in The early modern English sonnet
Ever in motion

This volume questions and qualifies commonly accepted assumptions about the early modern English sonnet: that it was a strictly codified form, most often organised in sequences, which emerged only at the very end of the sixteenth century and declined as fast as it had bloomed at the turn of the century – and that minor poets merely participated in the sonnet fashion by replicating established conventions. Drawing from book history, using the tools of close reading and textual criticism, it aims to offer a more nuanced history of the form in early modern England – and especially of the so-called ‘sonnet craze’. It does so by exploring the works of such major poets as Shakespeare, Sidney and Spenser but also of lesser-studied sonneteers such as Barnabe Barnes and Gabriel Harvey.

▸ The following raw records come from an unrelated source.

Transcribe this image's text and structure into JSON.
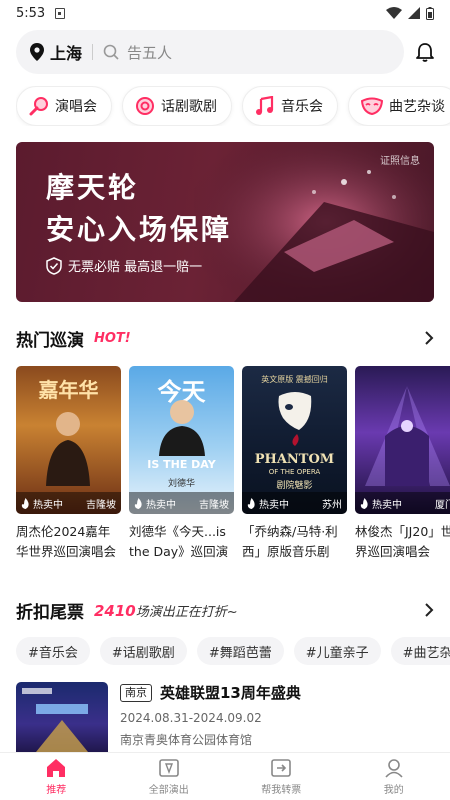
{
  "status_bar": {
    "time": "5:53"
  },
  "search": {
    "city": "上海",
    "placeholder": "告五人"
  },
  "categories": [
    {
      "label": "演唱会",
      "icon": "mic-icon"
    },
    {
      "label": "话剧歌剧",
      "icon": "theater-icon"
    },
    {
      "label": "音乐会",
      "icon": "music-note-icon"
    },
    {
      "label": "曲艺杂谈",
      "icon": "mask-icon"
    }
  ],
  "banner": {
    "line1": "摩天轮",
    "line2": "安心入场保障",
    "guarantee": "无票必赔 最高退一赔一",
    "cert": "证照信息"
  },
  "hot_tours": {
    "title": "热门巡演",
    "badge": "HOT!",
    "items": [
      {
        "status": "热卖中",
        "city": "吉隆坡",
        "name": "周杰伦2024嘉年华世界巡回演唱会",
        "poster_text": "嘉年华"
      },
      {
        "status": "热卖中",
        "city": "吉隆坡",
        "name": "刘德华《今天...is the Day》巡回演唱会",
        "poster_text": "今天",
        "poster_sub": "IS THE DAY",
        "poster_name": "刘德华"
      },
      {
        "status": "热卖中",
        "city": "苏州",
        "name": "「乔纳森/马特·利西」原版音乐剧《剧院魅影》",
        "poster_text": "PHANTOM",
        "poster_sub": "OF THE OPERA",
        "poster_top": "英文原版 震撼回归",
        "poster_cn": "剧院魅影"
      },
      {
        "status": "热卖中",
        "city": "厦门",
        "name": "林俊杰「JJ20」世界巡回演唱会",
        "poster_text": ""
      }
    ]
  },
  "discount": {
    "title": "折扣尾票",
    "count": "2410",
    "subtitle": "场演出正在打折~",
    "tags": [
      "#音乐会",
      "#话剧歌剧",
      "#舞蹈芭蕾",
      "#儿童亲子",
      "#曲艺杂谈"
    ]
  },
  "deal": {
    "city": "南京",
    "title": "英雄联盟13周年盛典",
    "date": "2024.08.31-2024.09.02",
    "venue": "南京青奥体育公园体育馆"
  },
  "tabs": [
    {
      "label": "推荐",
      "icon": "home-icon",
      "active": true
    },
    {
      "label": "全部演出",
      "icon": "ticket-icon",
      "active": false
    },
    {
      "label": "帮我转票",
      "icon": "transfer-icon",
      "active": false
    },
    {
      "label": "我的",
      "icon": "user-icon",
      "active": false
    }
  ],
  "colors": {
    "accent": "#ff2e63",
    "banner_bg": "#5b1b2e"
  }
}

It discusses how sonnets were written, published, received and repurposed in sixteenth- and seventeenth-century England, taking into account interactions with the French and Italian literary traditions. The collection also discusses current editorial practices and provides the first modern edition of an early seventeenth-century Elizabethan miscellany which claims the Earl of Essex, Spenser and ‘S.P.S.’ (presumably Sir Philp Sidney) as authors.

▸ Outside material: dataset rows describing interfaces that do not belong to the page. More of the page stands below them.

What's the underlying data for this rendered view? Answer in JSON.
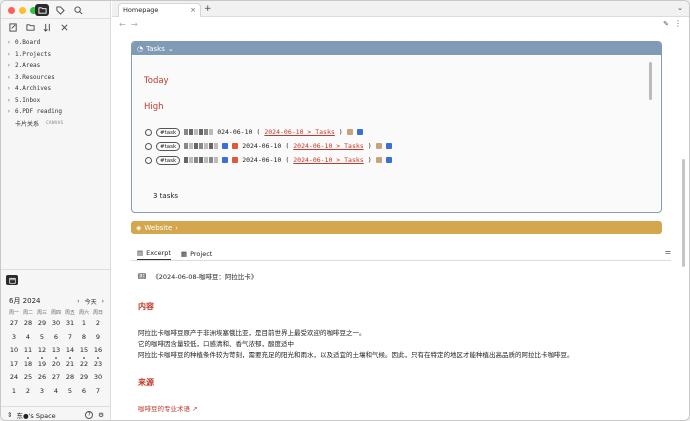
{
  "sidebar": {
    "tree": [
      {
        "label": "0.Board",
        "chevron": "›"
      },
      {
        "label": "1.Projects",
        "chevron": "›"
      },
      {
        "label": "2.Areas",
        "chevron": "›"
      },
      {
        "label": "3.Resources",
        "chevron": "›"
      },
      {
        "label": "4.Archives",
        "chevron": "›"
      },
      {
        "label": "5.Inbox",
        "chevron": "›"
      },
      {
        "label": "6.PDF reading",
        "chevron": "›"
      },
      {
        "label": "卡片关系",
        "tag": "CANVAS"
      }
    ],
    "calendar": {
      "month": "6月 2024",
      "today_label": "今天",
      "weekdays": [
        "周一",
        "周二",
        "周三",
        "周四",
        "周五",
        "周六",
        "周日"
      ],
      "days": [
        "27",
        "28",
        "29",
        "30",
        "31",
        "1",
        "2",
        "3",
        "4",
        "5",
        "6",
        "7",
        "8",
        "9",
        "10",
        "11",
        "12",
        "13",
        "14",
        "15",
        "16",
        "17",
        "18",
        "19",
        "20",
        "21",
        "22",
        "23",
        "24",
        "25",
        "26",
        "27",
        "28",
        "29",
        "30",
        "1",
        "2",
        "3",
        "4",
        "5",
        "6",
        "7"
      ]
    },
    "footer": {
      "space_label": "东●'s Space"
    }
  },
  "tabs": {
    "active_label": "Homepage",
    "close_glyph": "×",
    "add_glyph": "+"
  },
  "tasks": {
    "header": "Tasks",
    "heading_today": "Today",
    "heading_priority": "High",
    "rows": [
      {
        "tag": "#task",
        "date": "024-06-10",
        "link": "2024-06-10 > Tasks"
      },
      {
        "tag": "#task",
        "date": "2024-06-10",
        "link": "2024-06-10 > Tasks"
      },
      {
        "tag": "#task",
        "date": "2024-06-10",
        "link": "2024-06-10 > Tasks"
      }
    ],
    "count": "3 tasks"
  },
  "website": {
    "label": "Website"
  },
  "subtabs": [
    {
      "label": "Excerpt"
    },
    {
      "label": "Project"
    }
  ],
  "document": {
    "title": "《2024-06-08-咖啡豆：阿拉比卡》",
    "section1": "内容",
    "paragraph_lines": [
      "阿拉比卡咖啡豆原产于非洲埃塞俄比亚，是目前世界上最受欢迎的咖啡豆之一。",
      "它的咖啡因含量较低，口感清和、香气浓郁，酸度适中",
      "阿拉比卡咖啡豆的种植条件较为苛刻，需要充足的阳光和雨水，以及适宜的土壤和气候。因此，只有在特定的地区才能种植出高品质的阿拉比卡咖啡豆。"
    ],
    "section2": "来源",
    "source_link": "咖啡豆的专业术语"
  }
}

Abstract only
Laetitia Sansonetti, Rémi Vuillemin, and Enrica Zanin

The early modern English sonnet has rarely been assessed as a category, and recent works have rather chosen the wider category of lyric – one whose historicity poses a number of difficulties. Despite the expansion of the canon in the last decades, and the related development of stimulating critical approaches based on gender, nationhood, race or religious studies, our vision of the sonnet is still affected by the ‘parody theory’, which oversimplifies the perspective of the sonneteers, discourages research on their works and does not recognise that parodies can also testify to the success of their targets. The loose codification of the sonnet and the variety of the contexts in which sonnets appear need to be taken into account and to be placed in the context of Petrarchan poetics in other countries, in particular France and Italy. The present volume proposes to do so using the input of book history and the tools of a historicised formalism, focusing in particular (but not only) on the key period of the 1590s.

in The early modern English sonnet
Accounts of the quatorzain in Italy, France and England in the second half of the sixteenth century
Carlo Alberto Girotto, Jean-Charles Monferran, and Rémi Vuillemin

This chapter assesses the reception and the significance of the early modern sonnet by focusing on poetic treatises of the second half of the sixteenth century, when the fashion for sonnets peaked in Italy, France and England. In Italy, where the sonnet had reached formal maturity and a canonical status based on established models, poets were seeking room for innovation to compete with their prestigious forebears, exploring new forms of both sonnet and poetic collection and further dignifying the fourteen-line poem. In France, by contrast, poets and theorists sought to codify the sonnet, imitating the Italians and rejecting earlier vernacular poetry, often insisting on its epigrammatic dimension – they did not, however, discuss the development of sonnet collections. In England, the sonnet (mediated by French precedents) took a much longer time to be codified, and retained during and after the considered period its original meaning of ‘little song’, or short lyric poem. Addressing general questions of poetics related to the prosody and vocabulary of the English language seems to have held more stakes than determining the specificities of the English sonnet, whose textbook definition mostly corresponds to how it was seen by late sixteenth- and early seventeenth-century English treatises.

in The early modern English sonnet